## Your objective
Please reproduce every entry below without omitting a single line.
BEGIN
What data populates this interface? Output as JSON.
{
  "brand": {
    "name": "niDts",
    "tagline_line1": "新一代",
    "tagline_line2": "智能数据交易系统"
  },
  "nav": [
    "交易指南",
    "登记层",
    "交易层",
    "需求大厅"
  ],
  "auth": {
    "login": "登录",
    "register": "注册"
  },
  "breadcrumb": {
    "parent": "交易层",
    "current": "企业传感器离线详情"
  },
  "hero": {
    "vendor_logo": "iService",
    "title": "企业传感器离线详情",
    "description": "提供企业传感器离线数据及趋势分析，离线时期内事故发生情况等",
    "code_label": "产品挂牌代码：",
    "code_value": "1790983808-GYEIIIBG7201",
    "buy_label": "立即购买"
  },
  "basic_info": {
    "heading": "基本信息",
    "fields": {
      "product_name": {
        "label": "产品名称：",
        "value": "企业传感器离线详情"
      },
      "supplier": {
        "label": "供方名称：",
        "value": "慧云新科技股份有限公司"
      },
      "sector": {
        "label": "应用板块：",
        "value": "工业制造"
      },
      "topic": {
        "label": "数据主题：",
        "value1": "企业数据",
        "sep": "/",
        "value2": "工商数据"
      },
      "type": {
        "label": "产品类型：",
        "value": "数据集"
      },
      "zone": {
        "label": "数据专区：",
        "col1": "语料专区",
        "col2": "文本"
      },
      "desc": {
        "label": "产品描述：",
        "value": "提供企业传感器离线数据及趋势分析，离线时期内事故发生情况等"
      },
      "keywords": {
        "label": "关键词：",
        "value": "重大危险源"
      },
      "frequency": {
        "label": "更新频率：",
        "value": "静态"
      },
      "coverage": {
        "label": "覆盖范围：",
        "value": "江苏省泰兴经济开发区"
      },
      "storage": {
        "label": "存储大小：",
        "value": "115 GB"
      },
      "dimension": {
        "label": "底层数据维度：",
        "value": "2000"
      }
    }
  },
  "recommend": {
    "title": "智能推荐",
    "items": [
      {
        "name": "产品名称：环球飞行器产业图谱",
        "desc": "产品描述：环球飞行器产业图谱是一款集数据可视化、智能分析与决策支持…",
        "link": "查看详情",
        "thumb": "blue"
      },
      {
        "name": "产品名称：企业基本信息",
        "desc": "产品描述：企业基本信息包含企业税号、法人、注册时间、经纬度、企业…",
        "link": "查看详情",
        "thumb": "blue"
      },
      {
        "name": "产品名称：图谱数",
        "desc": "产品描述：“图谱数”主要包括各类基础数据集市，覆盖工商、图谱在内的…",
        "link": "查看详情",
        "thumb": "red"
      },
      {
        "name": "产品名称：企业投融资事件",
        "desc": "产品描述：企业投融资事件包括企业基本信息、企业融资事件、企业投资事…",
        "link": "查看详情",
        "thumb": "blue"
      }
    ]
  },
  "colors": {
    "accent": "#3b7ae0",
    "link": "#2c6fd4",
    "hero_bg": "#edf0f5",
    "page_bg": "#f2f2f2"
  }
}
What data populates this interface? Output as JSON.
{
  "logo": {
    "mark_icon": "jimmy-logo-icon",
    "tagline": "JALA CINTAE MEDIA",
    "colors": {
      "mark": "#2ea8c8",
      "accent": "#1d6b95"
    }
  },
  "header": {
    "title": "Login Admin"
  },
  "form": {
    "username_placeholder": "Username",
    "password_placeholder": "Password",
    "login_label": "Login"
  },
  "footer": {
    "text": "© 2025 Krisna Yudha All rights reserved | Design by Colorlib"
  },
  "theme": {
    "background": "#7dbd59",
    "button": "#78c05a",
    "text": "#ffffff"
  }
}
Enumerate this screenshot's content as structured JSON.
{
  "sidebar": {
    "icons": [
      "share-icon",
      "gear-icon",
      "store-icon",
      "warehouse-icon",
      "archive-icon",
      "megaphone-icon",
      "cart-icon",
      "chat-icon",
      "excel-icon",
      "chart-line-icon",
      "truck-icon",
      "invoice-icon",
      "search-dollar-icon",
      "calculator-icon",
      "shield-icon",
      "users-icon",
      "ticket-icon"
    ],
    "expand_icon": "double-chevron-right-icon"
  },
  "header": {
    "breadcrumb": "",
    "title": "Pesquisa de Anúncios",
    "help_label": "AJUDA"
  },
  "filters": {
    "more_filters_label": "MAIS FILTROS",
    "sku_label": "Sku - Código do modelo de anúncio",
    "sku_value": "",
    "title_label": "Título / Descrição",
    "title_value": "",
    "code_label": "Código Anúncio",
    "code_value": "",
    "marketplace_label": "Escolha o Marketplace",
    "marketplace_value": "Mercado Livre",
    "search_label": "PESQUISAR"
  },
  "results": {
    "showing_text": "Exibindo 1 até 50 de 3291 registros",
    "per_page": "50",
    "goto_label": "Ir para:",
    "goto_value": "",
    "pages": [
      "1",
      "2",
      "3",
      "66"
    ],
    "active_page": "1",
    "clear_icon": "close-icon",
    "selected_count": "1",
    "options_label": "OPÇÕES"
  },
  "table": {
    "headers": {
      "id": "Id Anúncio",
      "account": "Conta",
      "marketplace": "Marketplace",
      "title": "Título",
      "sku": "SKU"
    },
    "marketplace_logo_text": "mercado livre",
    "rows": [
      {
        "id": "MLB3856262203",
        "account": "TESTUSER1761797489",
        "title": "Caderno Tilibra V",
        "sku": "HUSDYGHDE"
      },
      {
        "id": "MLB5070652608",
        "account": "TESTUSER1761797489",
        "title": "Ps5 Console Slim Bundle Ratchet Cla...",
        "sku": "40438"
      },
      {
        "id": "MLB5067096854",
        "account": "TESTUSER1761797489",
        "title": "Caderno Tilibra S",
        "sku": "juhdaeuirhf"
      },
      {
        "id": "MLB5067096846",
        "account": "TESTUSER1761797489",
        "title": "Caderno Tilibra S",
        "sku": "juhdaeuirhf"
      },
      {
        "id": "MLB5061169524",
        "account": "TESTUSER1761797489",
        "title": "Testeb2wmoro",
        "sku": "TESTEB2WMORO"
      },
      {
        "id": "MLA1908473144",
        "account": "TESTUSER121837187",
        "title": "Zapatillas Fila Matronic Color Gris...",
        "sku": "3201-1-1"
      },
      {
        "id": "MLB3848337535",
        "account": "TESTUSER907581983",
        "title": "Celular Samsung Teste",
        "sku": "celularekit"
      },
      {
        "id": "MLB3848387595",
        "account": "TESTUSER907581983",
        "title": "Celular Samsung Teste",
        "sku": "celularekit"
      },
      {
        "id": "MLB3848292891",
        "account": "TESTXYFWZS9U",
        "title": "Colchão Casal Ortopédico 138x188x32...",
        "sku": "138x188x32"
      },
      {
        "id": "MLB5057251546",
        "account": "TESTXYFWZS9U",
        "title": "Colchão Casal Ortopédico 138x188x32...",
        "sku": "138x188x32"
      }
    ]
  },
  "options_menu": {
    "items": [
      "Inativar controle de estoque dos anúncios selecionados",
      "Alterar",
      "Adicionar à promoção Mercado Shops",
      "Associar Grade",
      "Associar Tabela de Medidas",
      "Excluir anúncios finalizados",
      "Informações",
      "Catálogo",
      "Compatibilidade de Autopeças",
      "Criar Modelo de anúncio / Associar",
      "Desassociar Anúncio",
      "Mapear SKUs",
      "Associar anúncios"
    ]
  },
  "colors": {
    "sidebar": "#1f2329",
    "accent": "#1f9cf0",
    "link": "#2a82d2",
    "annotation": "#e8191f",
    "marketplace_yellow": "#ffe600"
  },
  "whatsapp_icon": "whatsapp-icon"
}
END
## Task answer
What data populates this interface? Output as JSON.
{
  "brand": {
    "name": "niDts",
    "tagline_line1": "新一代",
    "tagline_line2": "智能数据交易系统"
  },
  "nav": [
    "交易指南",
    "登记层",
    "交易层",
    "需求大厅"
  ],
  "auth": {
    "login": "登录",
    "register": "注册"
  },
  "breadcrumb": {
    "parent": "交易层",
    "current": "企业传感器离线详情"
  },
  "hero": {
    "vendor_logo": "iService",
    "title": "企业传感器离线详情",
    "description": "提供企业传感器离线数据及趋势分析，离线时期内事故发生情况等",
    "code_label": "产品挂牌代码：",
    "code_value": "1790983808-GYEIIIBG7201",
    "buy_label": "立即购买"
  },
  "basic_info": {
    "heading": "基本信息",
    "fields": {
      "product_name": {
        "label": "产品名称：",
        "value": "企业传感器离线详情"
      },
      "supplier": {
        "label": "供方名称：",
        "value": "慧云新科技股份有限公司"
      },
      "sector": {
        "label": "应用板块：",
        "value": "工业制造"
      },
      "topic": {
        "label": "数据主题：",
        "value1": "企业数据",
        "sep": "/",
        "value2": "工商数据"
      },
      "type": {
        "label": "产品类型：",
        "value": "数据集"
      },
      "zone": {
        "label": "数据专区：",
        "col1": "语料专区",
        "col2": "文本"
      },
      "desc": {
        "label": "产品描述：",
        "value": "提供企业传感器离线数据及趋势分析，离线时期内事故发生情况等"
      },
      "keywords": {
        "label": "关键词：",
        "value": "重大危险源"
      },
      "frequency": {
        "label": "更新频率：",
        "value": "静态"
      },
      "coverage": {
        "label": "覆盖范围：",
        "value": "江苏省泰兴经济开发区"
      },
      "storage": {
        "label": "存储大小：",
        "value": "115 GB"
      },
      "dimension": {
        "label": "底层数据维度：",
        "value": "2000"
      }
    }
  },
  "recommend": {
    "title": "智能推荐",
    "items": [
      {
        "name": "产品名称：环球飞行器产业图谱",
        "desc": "产品描述：环球飞行器产业图谱是一款集数据可视化、智能分析与决策支持…",
        "link": "查看详情",
        "thumb": "blue"
      },
      {
        "name": "产品名称：企业基本信息",
        "desc": "产品描述：企业基本信息包含企业税号、法人、注册时间、经纬度、企业…",
        "link": "查看详情",
        "thumb": "blue"
      },
      {
        "name": "产品名称：图谱数",
        "desc": "产品描述：“图谱数”主要包括各类基础数据集市，覆盖工商、图谱在内的…",
        "link": "查看详情",
        "thumb": "red"
      },
      {
        "name": "产品名称：企业投融资事件",
        "desc": "产品描述：企业投融资事件包括企业基本信息、企业融资事件、企业投资事…",
        "link": "查看详情",
        "thumb": "blue"
      }
    ]
  },
  "colors": {
    "accent": "#3b7ae0",
    "link": "#2c6fd4",
    "hero_bg": "#edf0f5",
    "page_bg": "#f2f2f2"
  }
}
What data populates this interface? Output as JSON.
{
  "logo": {
    "mark_icon": "jimmy-logo-icon",
    "tagline": "JALA CINTAE MEDIA",
    "colors": {
      "mark": "#2ea8c8",
      "accent": "#1d6b95"
    }
  },
  "header": {
    "title": "Login Admin"
  },
  "form": {
    "username_placeholder": "Username",
    "password_placeholder": "Password",
    "login_label": "Login"
  },
  "footer": {
    "text": "© 2025 Krisna Yudha All rights reserved | Design by Colorlib"
  },
  "theme": {
    "background": "#7dbd59",
    "button": "#78c05a",
    "text": "#ffffff"
  }
}
Enumerate this screenshot's content as structured JSON.
{
  "sidebar": {
    "icons": [
      "share-icon",
      "gear-icon",
      "store-icon",
      "warehouse-icon",
      "archive-icon",
      "megaphone-icon",
      "cart-icon",
      "chat-icon",
      "excel-icon",
      "chart-line-icon",
      "truck-icon",
      "invoice-icon",
      "search-dollar-icon",
      "calculator-icon",
      "shield-icon",
      "users-icon",
      "ticket-icon"
    ],
    "expand_icon": "double-chevron-right-icon"
  },
  "header": {
    "breadcrumb": "",
    "title": "Pesquisa de Anúncios",
    "help_label": "AJUDA"
  },
  "filters": {
    "more_filters_label": "MAIS FILTROS",
    "sku_label": "Sku - Código do modelo de anúncio",
    "sku_value": "",
    "title_label": "Título / Descrição",
    "title_value": "",
    "code_label": "Código Anúncio",
    "code_value": "",
    "marketplace_label": "Escolha o Marketplace",
    "marketplace_value": "Mercado Livre",
    "search_label": "PESQUISAR"
  },
  "results": {
    "showing_text": "Exibindo 1 até 50 de 3291 registros",
    "per_page": "50",
    "goto_label": "Ir para:",
    "goto_value": "",
    "pages": [
      "1",
      "2",
      "3",
      "66"
    ],
    "active_page": "1",
    "clear_icon": "close-icon",
    "selected_count": "1",
    "options_label": "OPÇÕES"
  },
  "table": {
    "headers": {
      "id": "Id Anúncio",
      "account": "Conta",
      "marketplace": "Marketplace",
      "title": "Título",
      "sku": "SKU"
    },
    "marketplace_logo_text": "mercado livre",
    "rows": [
      {
        "id": "MLB3856262203",
        "account": "TESTUSER1761797489",
        "title": "Caderno Tilibra V",
        "sku": "HUSDYGHDE"
      },
      {
        "id": "MLB5070652608",
        "account": "TESTUSER1761797489",
        "title": "Ps5 Console Slim Bundle Ratchet Cla...",
        "sku": "40438"
      },
      {
        "id": "MLB5067096854",
        "account": "TESTUSER1761797489",
        "title": "Caderno Tilibra S",
        "sku": "juhdaeuirhf"
      },
      {
        "id": "MLB5067096846",
        "account": "TESTUSER1761797489",
        "title": "Caderno Tilibra S",
        "sku": "juhdaeuirhf"
      },
      {
        "id": "MLB5061169524",
        "account": "TESTUSER1761797489",
        "title": "Testeb2wmoro",
        "sku": "TESTEB2WMORO"
      },
      {
        "id": "MLA1908473144",
        "account": "TESTUSER121837187",
        "title": "Zapatillas Fila Matronic Color Gris...",
        "sku": "3201-1-1"
      },
      {
        "id": "MLB3848337535",
        "account": "TESTUSER907581983",
        "title": "Celular Samsung Teste",
        "sku": "celularekit"
      },
      {
        "id": "MLB3848387595",
        "account": "TESTUSER907581983",
        "title": "Celular Samsung Teste",
        "sku": "celularekit"
      },
      {
        "id": "MLB3848292891",
        "account": "TESTXYFWZS9U",
        "title": "Colchão Casal Ortopédico 138x188x32...",
        "sku": "138x188x32"
      },
      {
        "id": "MLB5057251546",
        "account": "TESTXYFWZS9U",
        "title": "Colchão Casal Ortopédico 138x188x32...",
        "sku": "138x188x32"
      }
    ]
  },
  "options_menu": {
    "items": [
      "Inativar controle de estoque dos anúncios selecionados",
      "Alterar",
      "Adicionar à promoção Mercado Shops",
      "Associar Grade",
      "Associar Tabela de Medidas",
      "Excluir anúncios finalizados",
      "Informações",
      "Catálogo",
      "Compatibilidade de Autopeças",
      "Criar Modelo de anúncio / Associar",
      "Desassociar Anúncio",
      "Mapear SKUs",
      "Associar anúncios"
    ]
  },
  "colors": {
    "sidebar": "#1f2329",
    "accent": "#1f9cf0",
    "link": "#2a82d2",
    "annotation": "#e8191f",
    "marketplace_yellow": "#ffe600"
  },
  "whatsapp_icon": "whatsapp-icon"
}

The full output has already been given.